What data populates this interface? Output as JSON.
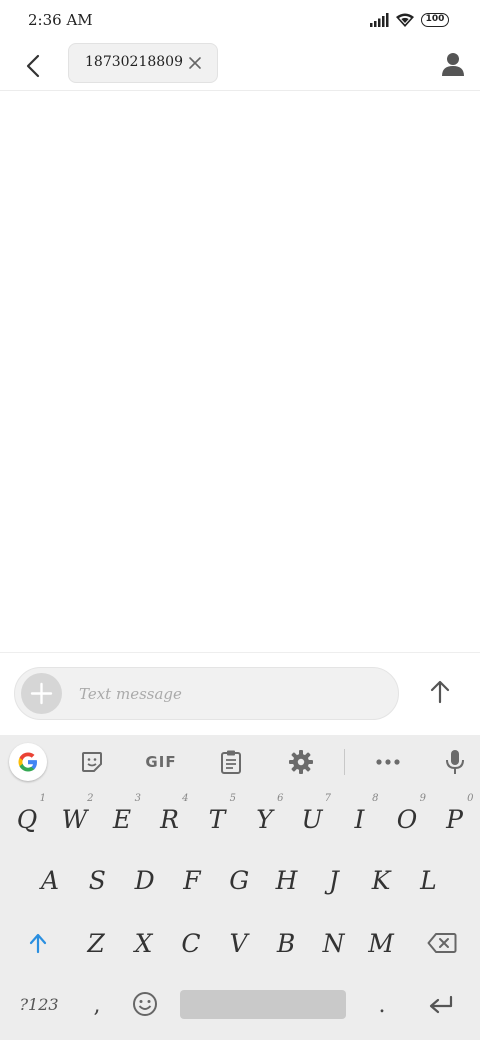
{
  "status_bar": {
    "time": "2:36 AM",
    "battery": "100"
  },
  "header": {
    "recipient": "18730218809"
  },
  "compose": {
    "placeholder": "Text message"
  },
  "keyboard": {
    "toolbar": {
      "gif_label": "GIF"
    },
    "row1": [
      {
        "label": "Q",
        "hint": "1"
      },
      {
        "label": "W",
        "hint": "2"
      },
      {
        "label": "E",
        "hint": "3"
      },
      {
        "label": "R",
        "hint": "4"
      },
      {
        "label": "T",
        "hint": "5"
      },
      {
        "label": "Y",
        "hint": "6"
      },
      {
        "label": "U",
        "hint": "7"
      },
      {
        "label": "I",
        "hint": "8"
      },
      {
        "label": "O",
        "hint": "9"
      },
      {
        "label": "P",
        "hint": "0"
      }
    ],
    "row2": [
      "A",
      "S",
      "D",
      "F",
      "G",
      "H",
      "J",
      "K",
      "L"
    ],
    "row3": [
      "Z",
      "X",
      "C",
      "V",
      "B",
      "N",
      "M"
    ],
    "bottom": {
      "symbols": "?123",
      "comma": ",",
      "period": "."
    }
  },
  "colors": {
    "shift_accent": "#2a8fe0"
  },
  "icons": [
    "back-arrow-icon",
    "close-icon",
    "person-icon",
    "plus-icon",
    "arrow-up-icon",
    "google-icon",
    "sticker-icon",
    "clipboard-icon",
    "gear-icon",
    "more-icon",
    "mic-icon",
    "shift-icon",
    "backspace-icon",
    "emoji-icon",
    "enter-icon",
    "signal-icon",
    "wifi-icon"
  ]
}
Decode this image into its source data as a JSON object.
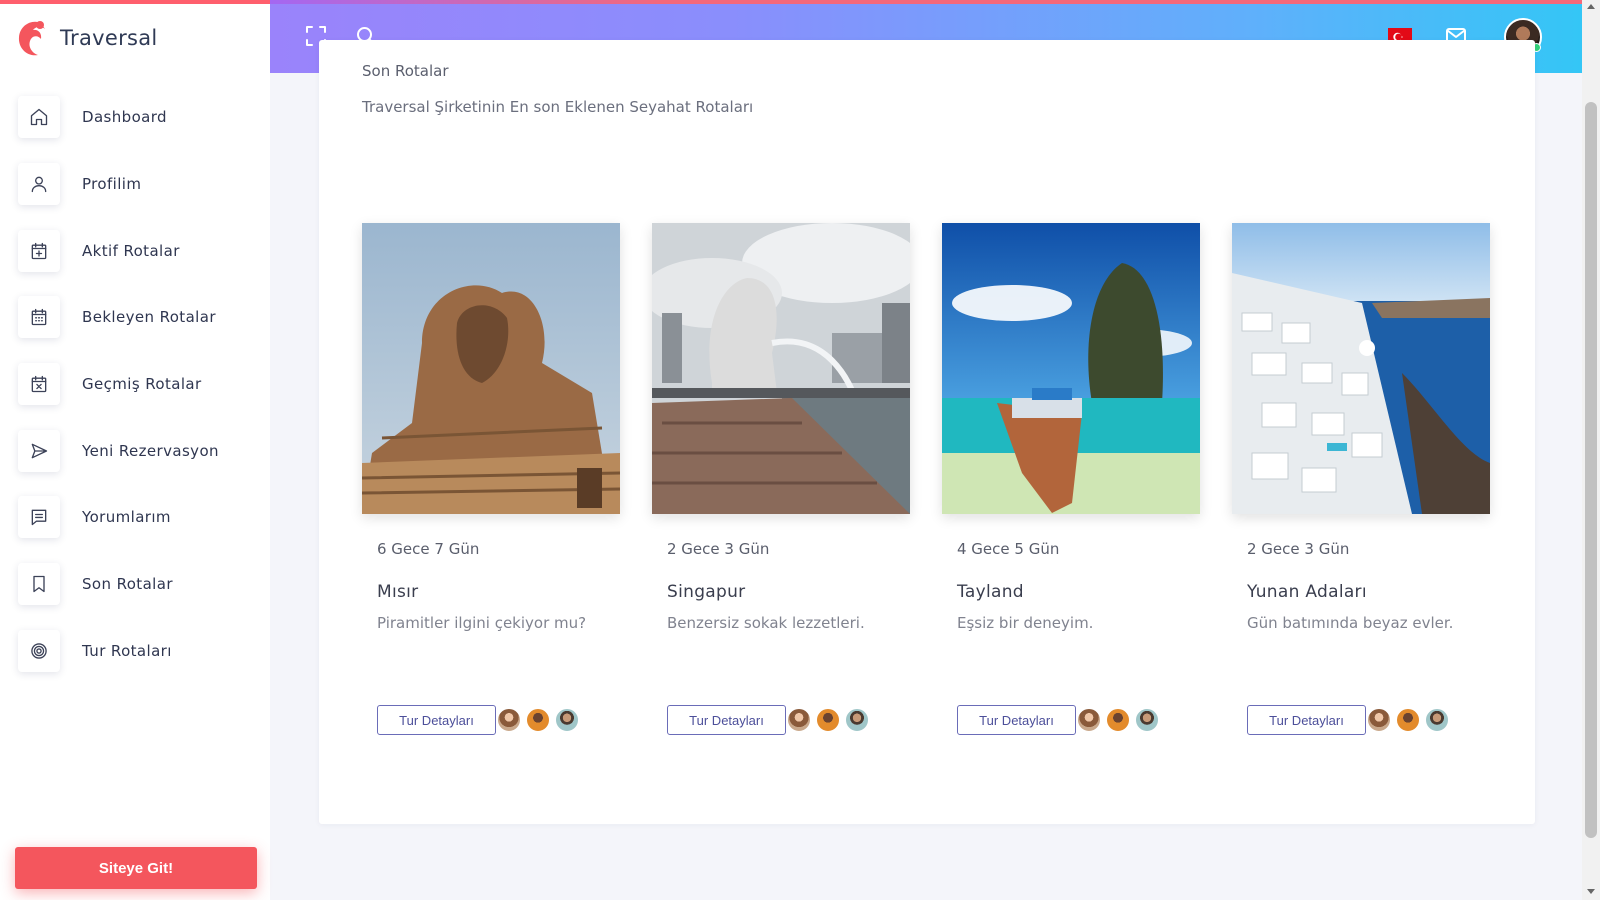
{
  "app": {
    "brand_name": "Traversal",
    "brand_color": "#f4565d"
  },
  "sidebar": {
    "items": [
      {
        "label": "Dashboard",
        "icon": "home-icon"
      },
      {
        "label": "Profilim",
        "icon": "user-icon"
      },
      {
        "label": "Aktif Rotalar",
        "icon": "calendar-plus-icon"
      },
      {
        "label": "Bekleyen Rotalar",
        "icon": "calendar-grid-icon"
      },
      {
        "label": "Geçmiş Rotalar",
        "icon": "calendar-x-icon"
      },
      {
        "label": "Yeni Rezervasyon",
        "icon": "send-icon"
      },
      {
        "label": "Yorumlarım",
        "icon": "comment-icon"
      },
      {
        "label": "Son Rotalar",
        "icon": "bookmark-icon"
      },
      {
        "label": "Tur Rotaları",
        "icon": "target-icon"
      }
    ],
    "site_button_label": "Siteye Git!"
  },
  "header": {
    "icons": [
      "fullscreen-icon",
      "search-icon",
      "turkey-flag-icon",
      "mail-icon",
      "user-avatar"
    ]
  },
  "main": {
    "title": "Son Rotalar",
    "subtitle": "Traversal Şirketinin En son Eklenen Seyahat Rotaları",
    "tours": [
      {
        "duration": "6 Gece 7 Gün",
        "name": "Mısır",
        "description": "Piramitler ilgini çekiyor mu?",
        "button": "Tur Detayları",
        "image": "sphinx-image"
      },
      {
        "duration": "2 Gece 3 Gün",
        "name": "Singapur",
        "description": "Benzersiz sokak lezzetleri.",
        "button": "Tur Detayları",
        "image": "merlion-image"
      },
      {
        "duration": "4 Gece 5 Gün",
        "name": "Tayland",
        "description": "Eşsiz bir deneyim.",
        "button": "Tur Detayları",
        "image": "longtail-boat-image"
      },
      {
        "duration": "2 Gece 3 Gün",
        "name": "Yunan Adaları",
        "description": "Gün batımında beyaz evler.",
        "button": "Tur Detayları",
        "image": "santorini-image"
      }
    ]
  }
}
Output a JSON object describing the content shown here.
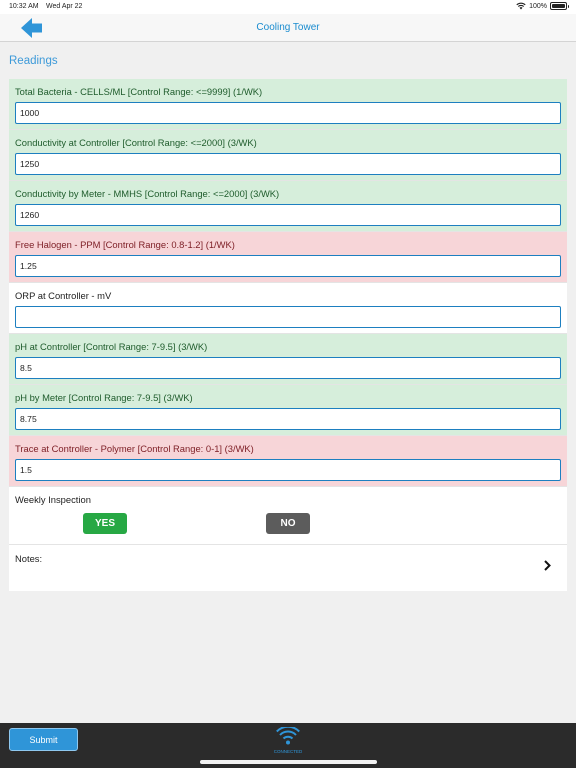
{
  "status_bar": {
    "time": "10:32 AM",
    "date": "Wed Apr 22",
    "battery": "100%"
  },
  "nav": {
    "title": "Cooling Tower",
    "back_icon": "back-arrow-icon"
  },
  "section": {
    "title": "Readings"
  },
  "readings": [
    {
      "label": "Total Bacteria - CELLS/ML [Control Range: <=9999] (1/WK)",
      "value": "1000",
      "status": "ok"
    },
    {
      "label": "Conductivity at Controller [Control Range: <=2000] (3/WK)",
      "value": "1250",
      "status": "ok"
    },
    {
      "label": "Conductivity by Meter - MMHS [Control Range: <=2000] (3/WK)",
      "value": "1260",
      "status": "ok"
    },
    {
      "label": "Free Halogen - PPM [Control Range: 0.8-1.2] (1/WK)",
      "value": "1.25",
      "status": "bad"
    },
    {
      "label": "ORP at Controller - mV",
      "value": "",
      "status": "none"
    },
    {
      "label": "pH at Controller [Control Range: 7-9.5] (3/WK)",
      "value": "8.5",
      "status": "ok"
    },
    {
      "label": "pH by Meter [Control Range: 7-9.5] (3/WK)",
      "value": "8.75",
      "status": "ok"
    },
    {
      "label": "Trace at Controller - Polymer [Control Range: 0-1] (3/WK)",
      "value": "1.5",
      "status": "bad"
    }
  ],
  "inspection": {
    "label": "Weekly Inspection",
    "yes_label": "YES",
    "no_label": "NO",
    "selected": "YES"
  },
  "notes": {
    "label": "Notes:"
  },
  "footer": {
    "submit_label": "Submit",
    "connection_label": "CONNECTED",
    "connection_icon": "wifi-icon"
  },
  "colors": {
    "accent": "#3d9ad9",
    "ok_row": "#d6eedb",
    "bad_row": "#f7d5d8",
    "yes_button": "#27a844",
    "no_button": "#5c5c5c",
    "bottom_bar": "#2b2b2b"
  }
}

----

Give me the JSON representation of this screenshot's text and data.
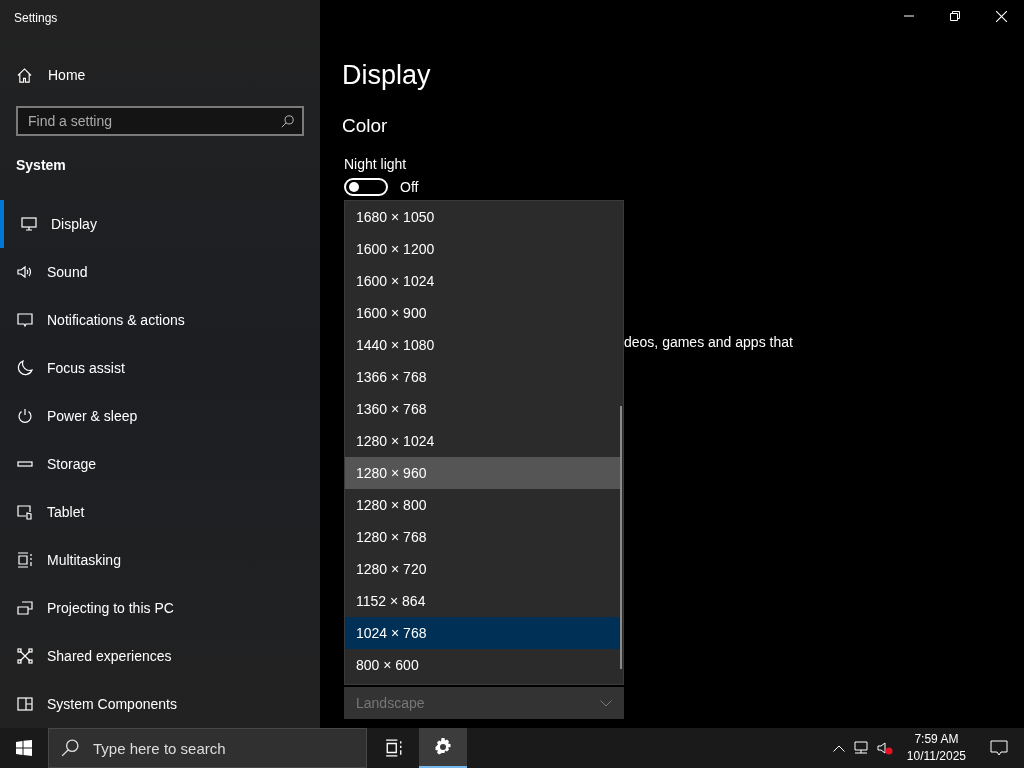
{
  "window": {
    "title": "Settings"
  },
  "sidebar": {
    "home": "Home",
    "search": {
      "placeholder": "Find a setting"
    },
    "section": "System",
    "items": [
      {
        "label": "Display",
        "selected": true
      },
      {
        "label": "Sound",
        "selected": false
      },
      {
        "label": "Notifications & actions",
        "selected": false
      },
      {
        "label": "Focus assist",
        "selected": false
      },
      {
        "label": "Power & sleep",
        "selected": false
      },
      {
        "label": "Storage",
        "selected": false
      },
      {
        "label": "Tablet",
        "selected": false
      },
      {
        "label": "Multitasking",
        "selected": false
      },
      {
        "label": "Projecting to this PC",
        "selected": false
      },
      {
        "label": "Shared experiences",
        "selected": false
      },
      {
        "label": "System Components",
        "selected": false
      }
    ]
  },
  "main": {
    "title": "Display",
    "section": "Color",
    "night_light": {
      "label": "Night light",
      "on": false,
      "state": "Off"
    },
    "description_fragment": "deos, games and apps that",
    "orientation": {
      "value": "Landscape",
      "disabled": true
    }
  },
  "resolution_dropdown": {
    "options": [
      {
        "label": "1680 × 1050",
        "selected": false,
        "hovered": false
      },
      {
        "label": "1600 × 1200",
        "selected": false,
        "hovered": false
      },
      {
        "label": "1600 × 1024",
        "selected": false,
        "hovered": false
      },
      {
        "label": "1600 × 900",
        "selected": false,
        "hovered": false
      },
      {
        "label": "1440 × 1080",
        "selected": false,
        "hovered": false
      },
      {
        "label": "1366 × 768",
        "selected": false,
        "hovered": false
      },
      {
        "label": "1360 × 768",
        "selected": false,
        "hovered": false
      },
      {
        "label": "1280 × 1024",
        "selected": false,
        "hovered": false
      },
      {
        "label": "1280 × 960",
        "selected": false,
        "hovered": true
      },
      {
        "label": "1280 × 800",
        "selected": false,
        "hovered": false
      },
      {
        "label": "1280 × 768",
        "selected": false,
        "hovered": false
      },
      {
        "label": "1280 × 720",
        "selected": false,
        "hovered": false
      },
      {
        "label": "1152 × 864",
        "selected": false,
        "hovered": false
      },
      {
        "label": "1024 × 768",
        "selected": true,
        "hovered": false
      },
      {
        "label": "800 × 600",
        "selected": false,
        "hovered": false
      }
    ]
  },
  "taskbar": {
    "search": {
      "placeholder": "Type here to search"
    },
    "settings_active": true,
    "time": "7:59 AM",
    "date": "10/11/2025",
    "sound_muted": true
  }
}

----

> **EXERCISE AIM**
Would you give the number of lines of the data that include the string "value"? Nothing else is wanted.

> **YOUR RESPONSE**
9